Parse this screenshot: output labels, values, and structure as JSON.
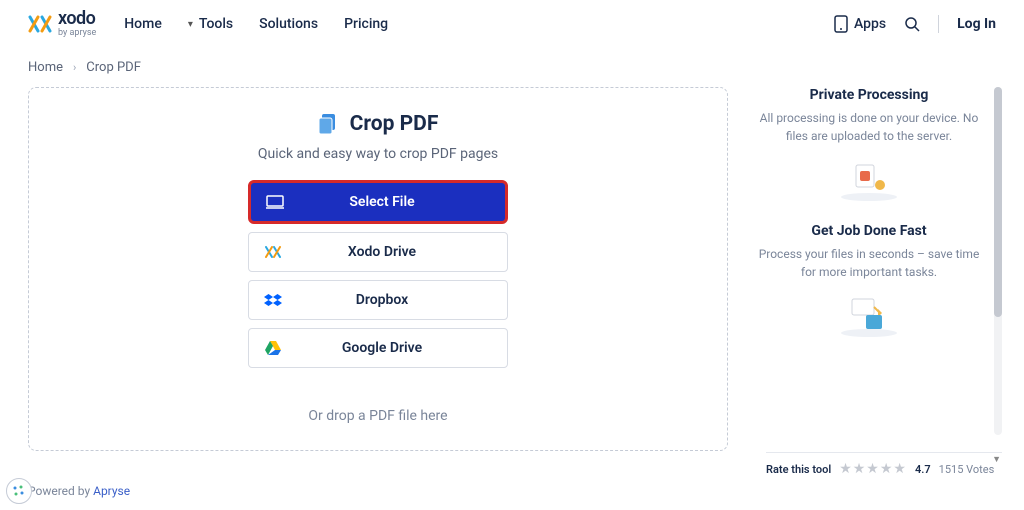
{
  "logo": {
    "name": "xodo",
    "sub": "by apryse"
  },
  "nav": {
    "home": "Home",
    "tools": "Tools",
    "solutions": "Solutions",
    "pricing": "Pricing"
  },
  "header": {
    "apps": "Apps",
    "login": "Log In"
  },
  "breadcrumb": {
    "home": "Home",
    "current": "Crop PDF"
  },
  "tool": {
    "title": "Crop PDF",
    "subtitle": "Quick and easy way to crop PDF pages",
    "select_file": "Select File",
    "xodo_drive": "Xodo Drive",
    "dropbox": "Dropbox",
    "google_drive": "Google Drive",
    "drop_hint": "Or drop a PDF file here"
  },
  "sidebar": {
    "block1": {
      "title": "Private Processing",
      "desc": "All processing is done on your device. No files are uploaded to the server."
    },
    "block2": {
      "title": "Get Job Done Fast",
      "desc": "Process your files in seconds – save time for more important tasks."
    }
  },
  "rating": {
    "label": "Rate this tool",
    "value": "4.7",
    "votes": "1515 Votes"
  },
  "footer": {
    "powered": "Powered by ",
    "brand": "Apryse"
  }
}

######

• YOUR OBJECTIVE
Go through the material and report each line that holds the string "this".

• ANSWER
Parse this screenshot: output labels, values, and structure as JSON.
    "label": "Rate this tool",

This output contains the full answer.